China’s national strategy of military-civil fusion (军民融合) has highlighted biology as a priority. As a result, as per the September 2017 Thirteenth Five-Year Special Plan for Military-Civilian Integration Development, the Party Central Committee, the State Council, and the Central Military Commission have put in motion the full implementation of the development strategy of military-civilian integration in the field of science and technology. This was done in accordance with the 13th Five-Year Plan for National Economic and Social Development of the People’s Republic of China.
Among the key tasks of this 2017 plan are the implementation of key technology-military-civilian integration projects.
In accordance with the requirements of the key national research and development (R&D) plan for the design of the entire chain and implementation of integrated organizations, a number of deployments have been made. These include the fields of biology, among others, with dual-use features to accelerate the formation of new productivity and combat effectiveness in scientific and technological achievements.
The plan also aims to strengthen the capability of military and civilian science and technology collaborative innovation and coordinate the layout of basic research and cutting-edge technology research. Accordingly, a special fund for basic research military-civilian integration has been set up to focus on supporting basic national defense research projects and promote the transformation of the results of basic civil research into military applications — more specifically, in the fields of biological crossover and disruptive technologies.
Study of the Chinese military’s interest in biology as an emerging domain of warfare becomes increasingly relevant in the current COVID-19 context, particularly when viewed against the two-decade-old backdrop of emphasis on biological frontiers of warfare put forth by Chinese military thinkers.
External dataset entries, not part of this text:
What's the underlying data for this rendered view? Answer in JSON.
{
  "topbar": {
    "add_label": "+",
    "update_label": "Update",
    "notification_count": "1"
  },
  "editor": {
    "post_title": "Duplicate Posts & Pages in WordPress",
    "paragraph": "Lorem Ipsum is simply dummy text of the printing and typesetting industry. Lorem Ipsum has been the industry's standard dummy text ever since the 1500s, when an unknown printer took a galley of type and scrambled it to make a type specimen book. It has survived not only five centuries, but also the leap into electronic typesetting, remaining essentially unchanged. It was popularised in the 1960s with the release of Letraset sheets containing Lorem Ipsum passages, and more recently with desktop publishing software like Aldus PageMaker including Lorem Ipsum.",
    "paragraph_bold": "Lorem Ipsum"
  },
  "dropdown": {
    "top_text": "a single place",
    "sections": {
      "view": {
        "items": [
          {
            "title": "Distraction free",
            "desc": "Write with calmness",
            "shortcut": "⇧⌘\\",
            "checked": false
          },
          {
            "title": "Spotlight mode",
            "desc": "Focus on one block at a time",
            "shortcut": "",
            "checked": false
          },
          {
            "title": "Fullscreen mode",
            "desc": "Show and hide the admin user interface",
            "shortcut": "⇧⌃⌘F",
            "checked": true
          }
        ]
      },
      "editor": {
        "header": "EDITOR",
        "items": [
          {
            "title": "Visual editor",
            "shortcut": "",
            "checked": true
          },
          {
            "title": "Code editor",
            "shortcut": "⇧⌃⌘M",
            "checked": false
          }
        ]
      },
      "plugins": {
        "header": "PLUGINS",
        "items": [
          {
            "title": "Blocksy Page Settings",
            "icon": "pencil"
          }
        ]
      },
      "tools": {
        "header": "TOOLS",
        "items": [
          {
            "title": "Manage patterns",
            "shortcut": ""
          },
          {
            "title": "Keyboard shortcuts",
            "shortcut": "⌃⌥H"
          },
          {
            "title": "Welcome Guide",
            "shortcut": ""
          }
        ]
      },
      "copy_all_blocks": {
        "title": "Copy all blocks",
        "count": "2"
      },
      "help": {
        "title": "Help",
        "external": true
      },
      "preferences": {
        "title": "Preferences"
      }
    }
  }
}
It is well-established that Chinese military strategists have been arguing about potential “genetic weapons” and the possibility of a “bloodless victory.” The task becomes all the more challenging, owing to the lack of transparency and uncertainty of ethics in China’s research activities.
Thus, the research writings cited above defend China’s move, if it were to come to that, of not hesitating to use as many means of warfare as possible. Clearly, those include weapons that are “not permitted by international law and the rules of war,” such as chemical and biological weapons.
The dangerous recommendations of most of these writings raise alarm bells about China’s future commitment on banning chemical and biological weapons.
Author: Monika Chansoria
Dr. Monika Chansoria is a Senior Fellow at The Japan Institute of International Affairs in Tokyo and the author of five books on Asian security. The views expressed here are those of the author and do not necessarily reflect the policy or position of The Japan Institute of International Affairs or any other organization with which the author is affiliated.